6. Sources of Variability in Aquatic Ecosystems: Factors Controlling Biotic Production and Diversity
R. E. Bilby, G. H. Reeves, and C. A. Dolloff

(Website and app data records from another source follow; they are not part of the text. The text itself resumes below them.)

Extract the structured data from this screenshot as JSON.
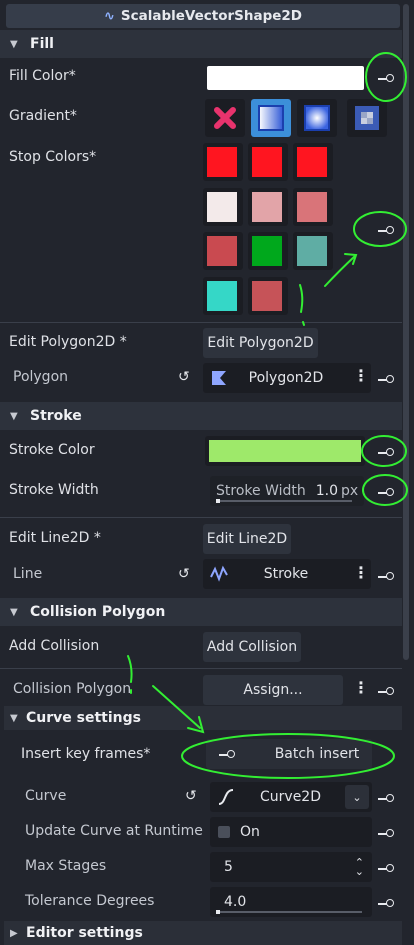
{
  "inspector_title": "ScalableVectorShape2D",
  "sections": {
    "fill": "Fill",
    "stroke": "Stroke",
    "collision": "Collision Polygon",
    "curve": "Curve settings",
    "editor": "Editor settings"
  },
  "fill": {
    "fill_color_label": "Fill Color*",
    "fill_color": "#ffffff",
    "gradient_label": "Gradient*",
    "stop_colors_label": "Stop Colors*",
    "stop_colors": [
      "#ff1520",
      "#ff1520",
      "#ff1520",
      "#f3eaea",
      "#e2a4a8",
      "#d97479",
      "#c94a50",
      "#00a81c",
      "#5fada4",
      "#35d7c7",
      "#c65358"
    ]
  },
  "polygon": {
    "edit_label": "Edit Polygon2D *",
    "edit_button": "Edit Polygon2D",
    "prop_label": "Polygon",
    "resource": "Polygon2D"
  },
  "stroke": {
    "color_label": "Stroke Color",
    "color": "#9ee96a",
    "width_label": "Stroke Width",
    "width_field_label": "Stroke Width",
    "width_value": "1.0",
    "width_unit": "px"
  },
  "line": {
    "edit_label": "Edit Line2D *",
    "edit_button": "Edit Line2D",
    "prop_label": "Line",
    "resource": "Stroke"
  },
  "collision": {
    "add_label": "Add Collision",
    "add_button": "Add Collision",
    "polygon_label": "Collision Polygon",
    "assign_button": "Assign..."
  },
  "curve": {
    "insert_label": "Insert key frames*",
    "batch_button": "Batch insert",
    "curve_label": "Curve",
    "curve_resource": "Curve2D",
    "runtime_label": "Update Curve at Runtime",
    "runtime_value": "On",
    "runtime_checked": false,
    "max_stages_label": "Max Stages",
    "max_stages_value": "5",
    "tolerance_label": "Tolerance Degrees",
    "tolerance_value": "4.0"
  },
  "colors": {
    "accent": "#4aa3ff",
    "annotation": "#33ee33",
    "background": "#22252d"
  }
}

Abstract.—Productivity and biodiversity of stream and river ecosystems vary at multiple spatial and temporal scales. Spatial variation in productivity of salmonid fishes varies over two orders of magnitude worldwide and shows lesser, but still considerable, variation at the regional and watershed level. Spatial variation in production and diversity is related to variation in physical, chemical, and biological attributes of watersheds and channels. Channel constraint, gradient, and size are key factors in determining productivity and diversity. Constrained reaches generally support different species and lower productivity than lower-gradient, unconstrained channels. Variation in the condition of stream reaches is greatly influenced by disturbances. Severe disturbances fundamentally change the functional and structural properties of stream ecosystems and alter the way in which the surrounding watershed interacts with the stream. Periodic occurrence of disturbances and the process of recovery play a key role in maintaining spatial and temporal variability in stream conditions and thereby contribute to the productivity and diversity of stream biota. Land use by humans alters the frequency and characteristics of disturbances. As a result, human-altered disturbance patterns often homogenize channel conditions across a watershed rather than introducing diversity. Watershed restoration plans need to recognize the role variability and disturbance play in maintaining the productivity and diversity of stream biota. Incorporating this understanding into watershed management and restoration will require scientists, managers, and policy makers to view watersheds at much longer temporal and larger spatial scales than is currently done.